Content starts

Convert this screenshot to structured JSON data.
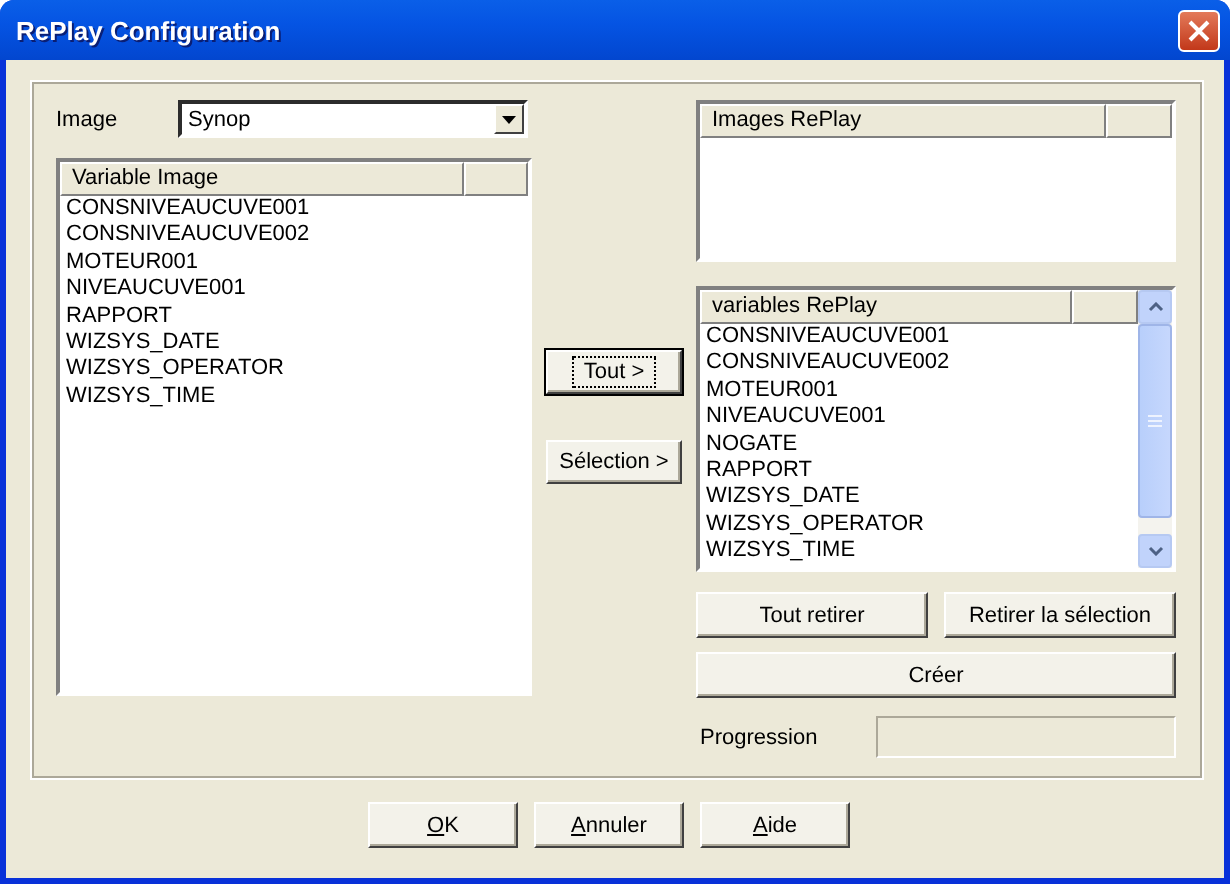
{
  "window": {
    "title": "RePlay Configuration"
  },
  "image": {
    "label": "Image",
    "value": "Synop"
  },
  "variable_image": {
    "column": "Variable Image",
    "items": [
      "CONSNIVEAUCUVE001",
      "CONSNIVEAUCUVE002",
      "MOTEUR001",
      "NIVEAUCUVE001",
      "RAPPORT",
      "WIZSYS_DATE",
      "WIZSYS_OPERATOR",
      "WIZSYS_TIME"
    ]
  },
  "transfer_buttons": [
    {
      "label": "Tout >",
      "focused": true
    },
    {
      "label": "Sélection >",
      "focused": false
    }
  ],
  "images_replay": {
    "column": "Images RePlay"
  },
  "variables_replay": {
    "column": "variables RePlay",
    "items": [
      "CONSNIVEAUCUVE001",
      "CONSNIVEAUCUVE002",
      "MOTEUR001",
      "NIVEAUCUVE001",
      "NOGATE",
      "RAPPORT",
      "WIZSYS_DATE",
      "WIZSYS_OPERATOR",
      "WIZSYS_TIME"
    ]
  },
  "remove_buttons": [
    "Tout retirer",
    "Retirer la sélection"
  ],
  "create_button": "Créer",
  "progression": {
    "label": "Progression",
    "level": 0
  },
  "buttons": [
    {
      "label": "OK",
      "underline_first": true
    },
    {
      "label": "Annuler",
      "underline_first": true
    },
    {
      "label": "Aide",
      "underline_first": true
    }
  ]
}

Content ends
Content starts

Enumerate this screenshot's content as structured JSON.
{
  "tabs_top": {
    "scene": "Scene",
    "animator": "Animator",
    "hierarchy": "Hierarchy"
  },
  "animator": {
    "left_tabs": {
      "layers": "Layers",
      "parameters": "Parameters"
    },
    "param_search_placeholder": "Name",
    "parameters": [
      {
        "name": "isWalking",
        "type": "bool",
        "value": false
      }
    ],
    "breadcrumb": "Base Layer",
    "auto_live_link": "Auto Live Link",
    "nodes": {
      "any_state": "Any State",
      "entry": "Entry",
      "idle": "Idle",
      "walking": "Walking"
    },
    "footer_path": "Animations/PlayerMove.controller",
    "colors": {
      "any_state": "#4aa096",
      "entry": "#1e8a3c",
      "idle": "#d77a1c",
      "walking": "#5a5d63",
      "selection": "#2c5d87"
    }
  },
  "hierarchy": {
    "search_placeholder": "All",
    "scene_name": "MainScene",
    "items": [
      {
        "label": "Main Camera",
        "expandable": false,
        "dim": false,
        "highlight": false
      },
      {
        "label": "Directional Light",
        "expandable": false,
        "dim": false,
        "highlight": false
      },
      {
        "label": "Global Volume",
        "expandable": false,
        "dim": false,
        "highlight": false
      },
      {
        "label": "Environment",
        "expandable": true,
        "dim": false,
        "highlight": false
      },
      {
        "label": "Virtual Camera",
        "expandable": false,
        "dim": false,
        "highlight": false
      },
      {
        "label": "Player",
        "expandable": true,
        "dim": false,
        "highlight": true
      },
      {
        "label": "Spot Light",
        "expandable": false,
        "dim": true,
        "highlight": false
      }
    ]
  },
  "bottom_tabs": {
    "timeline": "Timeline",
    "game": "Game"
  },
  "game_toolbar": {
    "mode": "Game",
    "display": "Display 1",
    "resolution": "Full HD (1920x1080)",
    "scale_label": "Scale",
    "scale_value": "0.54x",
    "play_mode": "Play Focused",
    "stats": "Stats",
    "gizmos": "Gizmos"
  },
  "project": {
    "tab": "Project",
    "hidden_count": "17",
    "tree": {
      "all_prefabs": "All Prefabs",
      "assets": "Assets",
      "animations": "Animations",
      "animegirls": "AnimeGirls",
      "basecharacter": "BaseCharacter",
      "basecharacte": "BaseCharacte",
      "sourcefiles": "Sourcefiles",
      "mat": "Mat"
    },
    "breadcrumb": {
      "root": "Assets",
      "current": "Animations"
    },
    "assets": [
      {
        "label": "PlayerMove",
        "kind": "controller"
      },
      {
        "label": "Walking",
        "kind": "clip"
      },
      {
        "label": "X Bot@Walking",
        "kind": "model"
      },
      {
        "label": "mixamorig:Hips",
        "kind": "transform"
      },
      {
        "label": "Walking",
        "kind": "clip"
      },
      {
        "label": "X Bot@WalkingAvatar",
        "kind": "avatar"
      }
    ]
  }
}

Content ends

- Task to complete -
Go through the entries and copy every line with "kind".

- Solution to the exercise -
        "kind": "controller"
        "kind": "clip"
        "kind": "model"
        "kind": "transform"
        "kind": "clip"
        "kind": "avatar"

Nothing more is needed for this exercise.